Cantare has been around for more than a decade. This charming Bistro situated bang smack on the road in cruzwaddo, Saligao, is a must visit.
Several years ago, Maurice Britto returned from the USA where he had settled, to find that encroachers had taken over his beautiful one storied ancestral home. After a long legal battle the property was rightly restored to Maurice who decided to turn this ancestral house into a local watering hole.
This wooden floored restaurant has quaint interiors and large doors that allow the main dance floor area to float right out into the balcony. Food and song are in the air; you smell it, you hear it.
Cantare simply translates as ‘song’ in Konkani, that’s what you can expect every day. From jazz to rock, funk to blues an evening at cantare keeps your feet tapping and the rhythm flowing. You can even grab a microphone on karaoke nights. We were told that Mondays is especially the wild night with couples burning a hole in the dance floor. ( you should call in for reservations )
But while cantare celebrates the love that Goans have for music it also celebrates the love that Goans have for food and here may I say they outdid themselves.
While the menu caters to those who still want the Goan fare of prawn curry and sorportel, it also dishes out a decent Thai, Mexican and continental cuisine. Some ( who tend to look for the regulars on the menu ) may consider this a limited menu but I beg to differ. The menu also has a nice range of finger foods and a list of vegetarian dishes.
We settled down to some
buttery garlic calamari and spicy beef nachos. The freshness of the pepper tossed in butter and garlic left us licking the plate. The calamari was extremely well cooked and accompanied for good measure by a generous portion of sautéed garlic in butter; for those who can’t get enough of it! The calamari was also served with proper English pub style fries instead of the frozen stuff dishes out across Goa.
The nachos (which seemed to be out of a packet )topped with ground beef, fresh tomato salsa and chopped peppers & olives, had a generous load of cheese & a blob of sour cream.
‘Somtam’, the spicy citrus raw papaya salad tossed with long beans and carrots and flavoured with jaggery, fish sauce, chilli and peanuts was a superb balance of hot and sour. Perhaps the portion could have been a wee bit more generous considering that it was priced at Rs 400.
We then tucked into a Thai style ginger beef served with a portion of rice and sautéed peppers. The flavours were subtle and each morsel craved for another spoonful. The Tom Yum fried rice was a happy break from the fried rice offered in most establishments. The combination of meats and sea food flavoured with chilli paste, lemon grass, kafir lime leaves all tossed together can transport you to Thailand.

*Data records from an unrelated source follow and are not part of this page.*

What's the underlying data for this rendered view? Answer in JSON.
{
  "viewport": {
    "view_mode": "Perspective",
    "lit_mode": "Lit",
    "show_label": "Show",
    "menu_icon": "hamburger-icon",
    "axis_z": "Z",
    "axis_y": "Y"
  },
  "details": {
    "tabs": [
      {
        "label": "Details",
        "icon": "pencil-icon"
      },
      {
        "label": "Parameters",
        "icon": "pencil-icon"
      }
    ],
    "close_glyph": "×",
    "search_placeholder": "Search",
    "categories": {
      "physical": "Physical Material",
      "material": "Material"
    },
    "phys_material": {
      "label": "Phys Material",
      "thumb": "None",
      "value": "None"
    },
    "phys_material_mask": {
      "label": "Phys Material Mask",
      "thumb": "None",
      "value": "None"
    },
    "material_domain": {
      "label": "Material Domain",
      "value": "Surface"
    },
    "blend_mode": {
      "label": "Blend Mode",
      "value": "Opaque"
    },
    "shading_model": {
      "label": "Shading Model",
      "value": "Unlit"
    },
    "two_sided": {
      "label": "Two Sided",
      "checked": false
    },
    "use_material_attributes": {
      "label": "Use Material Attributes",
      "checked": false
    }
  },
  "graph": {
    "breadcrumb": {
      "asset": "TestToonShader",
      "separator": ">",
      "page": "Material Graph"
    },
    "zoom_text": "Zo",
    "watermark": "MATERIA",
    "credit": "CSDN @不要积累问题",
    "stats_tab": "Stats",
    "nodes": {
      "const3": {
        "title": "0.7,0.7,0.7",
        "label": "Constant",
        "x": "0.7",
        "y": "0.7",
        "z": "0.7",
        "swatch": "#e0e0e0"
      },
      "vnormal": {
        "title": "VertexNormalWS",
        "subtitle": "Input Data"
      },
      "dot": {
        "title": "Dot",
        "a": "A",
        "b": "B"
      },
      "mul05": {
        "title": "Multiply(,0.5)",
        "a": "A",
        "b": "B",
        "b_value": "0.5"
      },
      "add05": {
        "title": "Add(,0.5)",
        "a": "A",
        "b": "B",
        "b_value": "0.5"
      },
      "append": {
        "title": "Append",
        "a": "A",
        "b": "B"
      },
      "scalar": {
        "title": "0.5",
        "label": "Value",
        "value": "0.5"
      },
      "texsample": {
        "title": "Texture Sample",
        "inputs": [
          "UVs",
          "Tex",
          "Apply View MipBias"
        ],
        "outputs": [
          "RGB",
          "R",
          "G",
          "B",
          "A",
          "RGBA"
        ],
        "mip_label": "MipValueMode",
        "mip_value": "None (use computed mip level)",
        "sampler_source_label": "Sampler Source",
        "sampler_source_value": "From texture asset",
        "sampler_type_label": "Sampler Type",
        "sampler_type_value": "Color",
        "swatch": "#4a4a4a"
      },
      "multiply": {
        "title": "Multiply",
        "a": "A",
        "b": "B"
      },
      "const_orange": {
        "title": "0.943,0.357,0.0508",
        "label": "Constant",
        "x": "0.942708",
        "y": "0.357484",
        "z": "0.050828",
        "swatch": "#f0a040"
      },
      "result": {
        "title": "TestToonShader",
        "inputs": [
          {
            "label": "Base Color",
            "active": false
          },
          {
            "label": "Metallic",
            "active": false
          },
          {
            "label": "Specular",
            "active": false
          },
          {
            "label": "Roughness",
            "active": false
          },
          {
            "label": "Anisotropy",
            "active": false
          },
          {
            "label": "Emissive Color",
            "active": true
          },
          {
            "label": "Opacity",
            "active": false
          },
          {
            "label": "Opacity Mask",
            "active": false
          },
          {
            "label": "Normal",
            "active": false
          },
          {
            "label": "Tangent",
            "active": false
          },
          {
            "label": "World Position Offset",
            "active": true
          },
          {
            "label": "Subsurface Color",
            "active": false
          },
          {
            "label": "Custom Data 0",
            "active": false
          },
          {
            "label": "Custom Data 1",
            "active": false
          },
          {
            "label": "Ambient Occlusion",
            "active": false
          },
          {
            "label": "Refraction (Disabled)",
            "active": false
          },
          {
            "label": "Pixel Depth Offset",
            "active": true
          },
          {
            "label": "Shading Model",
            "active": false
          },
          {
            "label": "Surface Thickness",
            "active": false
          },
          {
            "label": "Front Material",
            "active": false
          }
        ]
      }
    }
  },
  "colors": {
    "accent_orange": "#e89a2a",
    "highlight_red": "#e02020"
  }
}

Just when we thought the evening could not get better we treated ourselves to four excellent deserts. Richard who works there, and is most approachable, even shared the telephone number of Lily Braganza who supplies Cantare with some
lip-smacking deserts. I loved the fact that they offered information so generously. It exuded some kind of confidence that they had the music the ambience and the food all right and really could take care of the competition.
We began with the Key Lime Pie and then tucked into the mango (seasonal)panna cotta. This was followed by chocolate mousse and the dark chocolate ganache. The deserts priced at ₹340 each, are well worth the money spent.
Perhaps the only drawback is that the tables at Cantare were fitted to maximise many covers and also to fit a rather narrow but charming balcony. A table for five could barely handle the quarter plates and two main courses all at once. The drinks awkwardly occupied space on the table making service rather difficult.